Good people—valuable employees—quit their jobs every day. Usually, they leave for betterpositions elsewhere. Consider the case of an experienced underwriter in a NortheasternInsurance Company named Kane, who scribbled the following remarks on his exit interviewquestionnaire: “This job isn’t right for me. I like to have more input on decisions that affectme—more of a chance to show what I can do. I don’t get enough feedback to tell if I’m doinga good job or not, and the company keeps people in the dark about where it’s headed. Basically,I feel like an interchangeable part most of the time”.In answer to the question about whether the company could have done anything to keep him,Ken replied simply, “Probably not.” Why do so many promising employees leave their jobs?And why do so many others stay on but perform at minimal levels for lack of betteralternatives? One of the main reasons—Ken’s reason—can be all but invisible, because it’s so

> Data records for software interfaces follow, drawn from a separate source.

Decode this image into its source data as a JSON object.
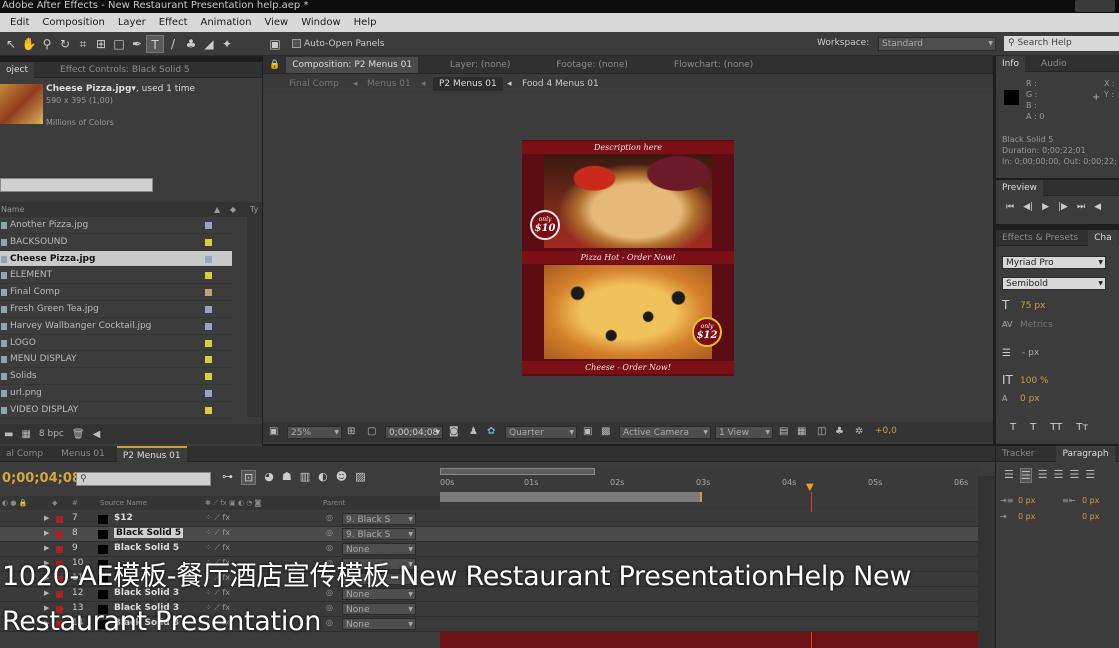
{
  "window": {
    "title": "Adobe After Effects - New Restaurant Presentation help.aep *"
  },
  "menu": [
    "Edit",
    "Composition",
    "Layer",
    "Effect",
    "Animation",
    "View",
    "Window",
    "Help"
  ],
  "toolbar": {
    "auto_open": "Auto-Open Panels",
    "workspace_label": "Workspace:",
    "workspace_value": "Standard",
    "search_placeholder": "Search Help"
  },
  "project": {
    "tab_project": "oject",
    "tab_effects": "Effect Controls: Black Solid 5",
    "preview_name": "Cheese Pizza.jpg▾",
    "preview_used": ", used 1 time",
    "preview_dims": "590 x 395 (1,00)",
    "preview_colors": "Millions of Colors",
    "col_name": "Name",
    "items": [
      {
        "name": "Another Pizza.jpg",
        "color": "#9aa2c8"
      },
      {
        "name": "BACKSOUND",
        "color": "#d8d03a"
      },
      {
        "name": "Cheese Pizza.jpg",
        "color": "#9aa2c8"
      },
      {
        "name": "ELEMENT",
        "color": "#d8d03a"
      },
      {
        "name": "Final Comp",
        "color": "#b8a676"
      },
      {
        "name": "Fresh Green Tea.jpg",
        "color": "#9aa2c8"
      },
      {
        "name": "Harvey Wallbanger Cocktail.jpg",
        "color": "#9aa2c8"
      },
      {
        "name": "LOGO",
        "color": "#d8d03a"
      },
      {
        "name": "MENU DISPLAY",
        "color": "#d8d03a"
      },
      {
        "name": "Solids",
        "color": "#d8d03a"
      },
      {
        "name": "url.png",
        "color": "#9aa2c8"
      },
      {
        "name": "VIDEO DISPLAY",
        "color": "#d8d03a"
      }
    ],
    "bpc": "8 bpc"
  },
  "comp": {
    "tab_comp": "Composition: P2 Menus 01",
    "tab_layer": "Layer: (none)",
    "tab_footage": "Footage: (none)",
    "tab_flow": "Flowchart: (none)",
    "crumbs": [
      "Final Comp",
      "Menus 01",
      "P2 Menus 01",
      "Food 4 Menus 01"
    ],
    "zoom": "25%",
    "timecode": "0;00;04;08",
    "resolution": "Quarter",
    "camera": "Active Camera",
    "views": "1 View",
    "exposure": "+0,0",
    "card": {
      "top": "Description here",
      "mid": "Pizza Hot - Order Now!",
      "bottom": "Cheese - Order Now!",
      "badge1_top": "only",
      "badge1_price": "$10",
      "badge2_top": "only",
      "badge2_price": "$12"
    }
  },
  "info": {
    "tab_info": "Info",
    "tab_audio": "Audio",
    "r": "R :",
    "g": "G :",
    "b": "B :",
    "a": "A : 0",
    "x": "X :",
    "y": "Y :",
    "layer": "Black Solid 5",
    "duration": "Duration: 0;00;22;01",
    "inout": "In: 0;00;00;00, Out: 0;00;22;"
  },
  "preview": {
    "tab": "Preview"
  },
  "effects": {
    "tab": "Effects & Presets",
    "tab2": "Cha"
  },
  "character": {
    "font": "Myriad Pro",
    "style": "Semibold",
    "size": "75 px",
    "metrics": "Metrics",
    "leading": "- px",
    "scale": "100 %",
    "baseline": "0 px"
  },
  "timeline": {
    "tabs": [
      "al Comp",
      "Menus 01",
      "P2 Menus 01"
    ],
    "timecode": "0;00;04;08",
    "col_source": "Source Name",
    "col_parent": "Parent",
    "ruler": [
      "00s",
      "01s",
      "02s",
      "03s",
      "04s",
      "05s",
      "06s"
    ],
    "layers": [
      {
        "num": "7",
        "name": "$12",
        "parent": "9. Black S"
      },
      {
        "num": "8",
        "name": "Black Solid 5",
        "parent": "9. Black S"
      },
      {
        "num": "9",
        "name": "Black Solid 5",
        "parent": "None"
      },
      {
        "num": "10",
        "name": "",
        "parent": ""
      },
      {
        "num": "11",
        "name": "",
        "parent": ""
      },
      {
        "num": "12",
        "name": "Black Solid 3",
        "parent": "None"
      },
      {
        "num": "13",
        "name": "Black Solid 3",
        "parent": "None"
      },
      {
        "num": "14",
        "name": "Black Solid 3",
        "parent": "None"
      }
    ]
  },
  "tracker": {
    "tab": "Tracker",
    "tab2": "Paragraph",
    "v1": "0 px",
    "v2": "0 px",
    "v3": "0 px",
    "v4": "0 px"
  },
  "caption": {
    "line1": "1020-AE模板-餐厅酒店宣传模板-New Restaurant PresentationHelp New",
    "line2": "Restaurant Presentation"
  }
}
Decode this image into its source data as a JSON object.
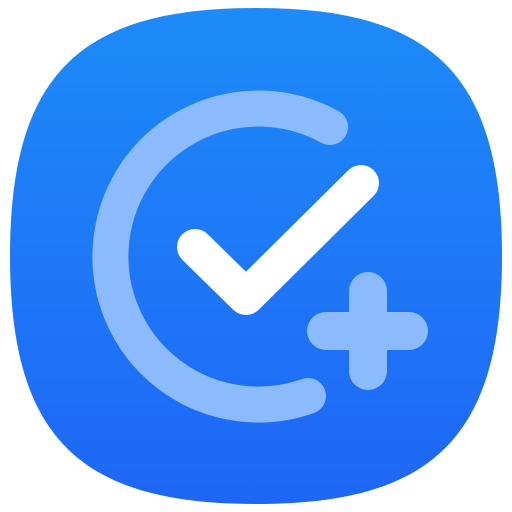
{
  "app_icon": {
    "background_gradient": [
      "#1D8BF8",
      "#1E66F5"
    ],
    "ring_color": "#8BBBFD",
    "check_color": "#FFFFFF",
    "plus_color": "#8BBBFD",
    "glyphs": [
      "arc-ring-icon",
      "checkmark-icon",
      "plus-icon"
    ]
  }
}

common in so many organizations: a system wide failure to keep good people. Corporationsshould be concerned about employees like Ken. By investing in human capital, they mayactually help reduce turnover, protect training investments, increase productivity, improvequality, and reap the benefits of innovative thinking and teamwork.Human resource professionals and managers can contribute to corporate success by boostingemployees’ empowerment, security, identity, “connectedness,” and competence. How? Byrecognizing the essential components of keeping their best people and by understanding whatenhances and diminishes those components. Ken doubts that his company will ever change,but other organizations are taking positive steps to focus on and enhance employee retention.As a result, they’re reducing turnover, improving quality, increasing productivity, andprotecting their training investments.